[Component data from apps and pages]
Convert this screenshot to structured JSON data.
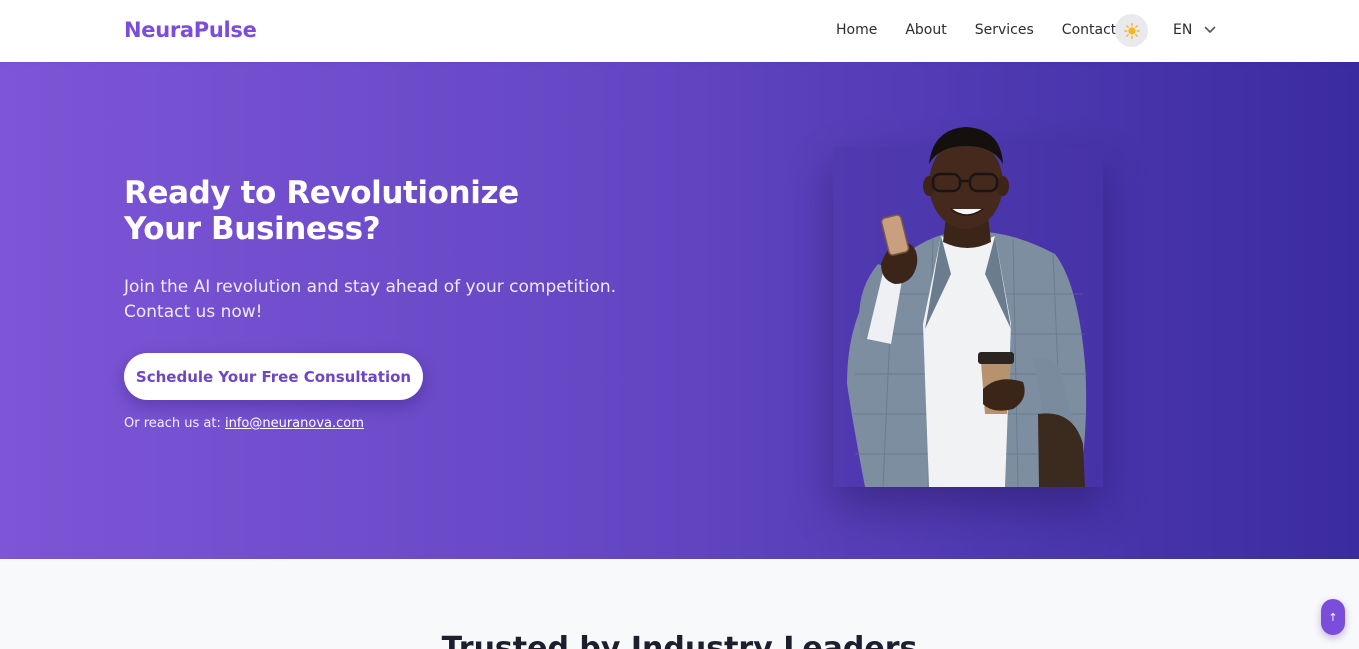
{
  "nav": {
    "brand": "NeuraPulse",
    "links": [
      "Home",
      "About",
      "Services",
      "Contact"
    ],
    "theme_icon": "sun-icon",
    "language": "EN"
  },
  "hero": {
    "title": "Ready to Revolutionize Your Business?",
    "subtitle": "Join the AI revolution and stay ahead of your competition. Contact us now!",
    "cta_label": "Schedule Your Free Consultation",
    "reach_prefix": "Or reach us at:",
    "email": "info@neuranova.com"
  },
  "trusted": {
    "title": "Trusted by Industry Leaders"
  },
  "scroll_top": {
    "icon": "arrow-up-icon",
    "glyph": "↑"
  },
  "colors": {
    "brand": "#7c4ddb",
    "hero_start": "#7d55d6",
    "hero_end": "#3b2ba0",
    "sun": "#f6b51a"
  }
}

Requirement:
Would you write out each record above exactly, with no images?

Problem solution:
Convert this screenshot to structured JSON data.
{
  "nav": {
    "brand": "NeuraPulse",
    "links": [
      "Home",
      "About",
      "Services",
      "Contact"
    ],
    "theme_icon": "sun-icon",
    "language": "EN"
  },
  "hero": {
    "title": "Ready to Revolutionize Your Business?",
    "subtitle": "Join the AI revolution and stay ahead of your competition. Contact us now!",
    "cta_label": "Schedule Your Free Consultation",
    "reach_prefix": "Or reach us at:",
    "email": "info@neuranova.com"
  },
  "trusted": {
    "title": "Trusted by Industry Leaders"
  },
  "scroll_top": {
    "icon": "arrow-up-icon",
    "glyph": "↑"
  },
  "colors": {
    "brand": "#7c4ddb",
    "hero_start": "#7d55d6",
    "hero_end": "#3b2ba0",
    "sun": "#f6b51a"
  }
}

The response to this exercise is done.